But through the years, Abilene Christian University’s primary color has interwoven significantly with the trademark tint of the Masters Tournament, the 79th edition of which is being played this weekend at famed Augusta National Golf Club in Augusta, Ga.
Begin with Byron Nelson, perhaps not golf’s all-time greatest player but certainly the author of two of the game’s most hallowed records: 11 straight wins and 18 victories overall in his sublime season of 1945. Eight years earlier, Nelson was an up-and-coming touring pro from a Church of Christ family in Fort Worth when he claimed the fourth-ever Masters. Just 25 years old at the time – the same age as this year’s favorite Rory McIlroy – it was at that point his most important victory. He took the tournament again in 1942, winning an 18-hole playoff against Ben Hogan. In a statistically absurd twist of fate, both men had risen from the same caddyshack at Glen Garden Country Club in Fort Worth and would go on to hall of fame careers.

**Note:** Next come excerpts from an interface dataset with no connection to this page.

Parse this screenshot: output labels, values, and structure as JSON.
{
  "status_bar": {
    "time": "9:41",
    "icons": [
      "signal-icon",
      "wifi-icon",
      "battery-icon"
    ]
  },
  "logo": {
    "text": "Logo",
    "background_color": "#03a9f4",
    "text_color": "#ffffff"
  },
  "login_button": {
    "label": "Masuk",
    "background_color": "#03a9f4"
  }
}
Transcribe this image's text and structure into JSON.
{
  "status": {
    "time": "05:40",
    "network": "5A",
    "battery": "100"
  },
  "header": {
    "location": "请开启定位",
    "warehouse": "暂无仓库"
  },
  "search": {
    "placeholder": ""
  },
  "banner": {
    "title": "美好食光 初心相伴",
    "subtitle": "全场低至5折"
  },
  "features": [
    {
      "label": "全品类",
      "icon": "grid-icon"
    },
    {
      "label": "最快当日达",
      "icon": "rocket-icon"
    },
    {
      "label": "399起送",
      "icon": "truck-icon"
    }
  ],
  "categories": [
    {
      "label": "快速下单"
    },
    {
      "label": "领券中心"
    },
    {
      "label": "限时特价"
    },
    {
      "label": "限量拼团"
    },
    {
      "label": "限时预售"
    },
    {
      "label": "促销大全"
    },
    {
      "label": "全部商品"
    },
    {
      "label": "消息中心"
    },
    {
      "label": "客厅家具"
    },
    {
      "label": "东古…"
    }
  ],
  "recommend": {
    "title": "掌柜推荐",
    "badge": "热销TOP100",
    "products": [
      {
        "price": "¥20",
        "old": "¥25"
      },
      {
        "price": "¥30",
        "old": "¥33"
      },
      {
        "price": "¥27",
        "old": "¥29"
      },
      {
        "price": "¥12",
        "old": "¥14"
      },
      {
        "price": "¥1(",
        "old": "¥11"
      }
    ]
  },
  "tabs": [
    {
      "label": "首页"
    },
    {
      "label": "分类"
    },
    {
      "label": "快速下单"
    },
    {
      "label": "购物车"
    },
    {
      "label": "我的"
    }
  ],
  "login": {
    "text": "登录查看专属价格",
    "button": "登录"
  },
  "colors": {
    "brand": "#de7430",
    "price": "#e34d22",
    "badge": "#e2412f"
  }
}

Nelson retired to his ranch in Roanoke, Texas, after the 1946 season. In addition to tending to his cattle, he devoted his post-playing days to a variety of philanthropic and non-profit activities, including serving as a member of the ACU Board of Trustees from 1965-74 and establishing an endowment in 1984 that made golf a scholarship sport at ACU.
During Nelson’s tenure as an ACU trustee, 33-year-old Abilenian Charles Coody opened the 1971 Masters with a 66 and rallied with two late birdies to overtake young hotshot Johnny Miller and hold off a hard-charging past champion Jack Nicklaus to win by two strokes. A decade later, Coody’s daughter, Caryn (Coody ’85) Hill, transferred to ACU where she met her husband, James Hill (’83).
Abilene Christian also has a history behind the scenes at the Masters and, in fact, in creating those scenes so many have witnessed through the years. In 1977, ACU senior Lance Barrow (’77) worked his first Masters as part of the CBS Sports production crew. Nearly 40 years later, Lance Barrow (’77) is in charge of those telecasts as CBS Sports’ coordinating producer of both golf and NFL games on the network, which every three years includes the Super Bowl. In fact, in the now 60 years that CBS Sports has televised the Masters, Barrow is one of only two men to have ever produced the tournament’s telecasts. The other is Frank Chirkinian, a sports television pioneer and the man under whom Barrow learned the trade.
Golf fans will remember the 1996 Masters as the year three-time champion Nick Faldo reeled in a Shark. The so-nicknamed Greg Norman held a six-shot lead going into the final round in search of his first green jacket, only to shoot 78 and lose to Faldo by five. History may not recall that was also the first Masters covered by a pair of ACU journalism graduates: Doug Ferguson (’83), born on the Friday of the first of Jack Nicklaus’ six wins in Augusta, and yours truly (’91).
Two years later, Ferguson, like Barrow, reached the pinnacle of his particular profession when he became the chief golf scribe for The Associated Press. “AP Golf Writer” sounds way too generic and understated for the significance of the position. Because of how far that news service reaches, Ferguson is generally considered the most widely read golf writer in the world. And one of its best. Repeatedly honored for his work, including receiving the Gutenberg Award from ACU in 1999, Ferguson was president of the Golf Writers Association of America from 2007-09.
The Masters that may have had the deepest shade of ACU purple was 2009. Four-time winner Tiger Woods, No. 1 in the official world golf rankings at the time, was grouped the first two days that year with Jeev Milkha Singh (’96), who won an individual and team national championship for the Wildcats in 1993. That was Singh’s third and – to date – last appearance at Augusta National. He remains the only ACU player to have competed in a Masters.
By that Sunday, the spotlight had shifted to two men with roots in the Restoration Movement and an entertaining Angel. Kenny Perry, a deacon at the Franklin Church of Christ in Franklin, Ky., bogeyed his final two holes to fall into a playoff with 2007 U.S. Open champion Angel Cabrera and Chad Campbell, the younger brother of then-ACU golf coach Mike Campbell (’91). With a couple of good bounces and great shots, the effervescent Argentine Cabrera won the playoff. But as Campbell contended, Barrow directed the CBS cameras toward Mike. From the 18th tower, announcer Jim Nantz repeatedly mentioned Mike and ACU with an estimated 42 million viewers watching nationwide.
This week is my 10th Masters to cover and sixth straight as part of the CBS broadcast team. I will again anchor coverage of Amen Corner, the iconic stretch of holes 11-13, Thursday through Sunday for Masters.com, CBSSports.com and DIRECTV.
My dream scenario for ACU has been for a former Wildcat to win the Masters, Barrow to produce the telecast, Ferguson to write the worldwide recap of record and me to call the winning putt. So far, it hasn’t been in the cards, and, sure, the deck is stacked against a player from the Purple and White ever winning a green jacket. But when it comes to cards and decks, just remember: sometimes Jokers are wild.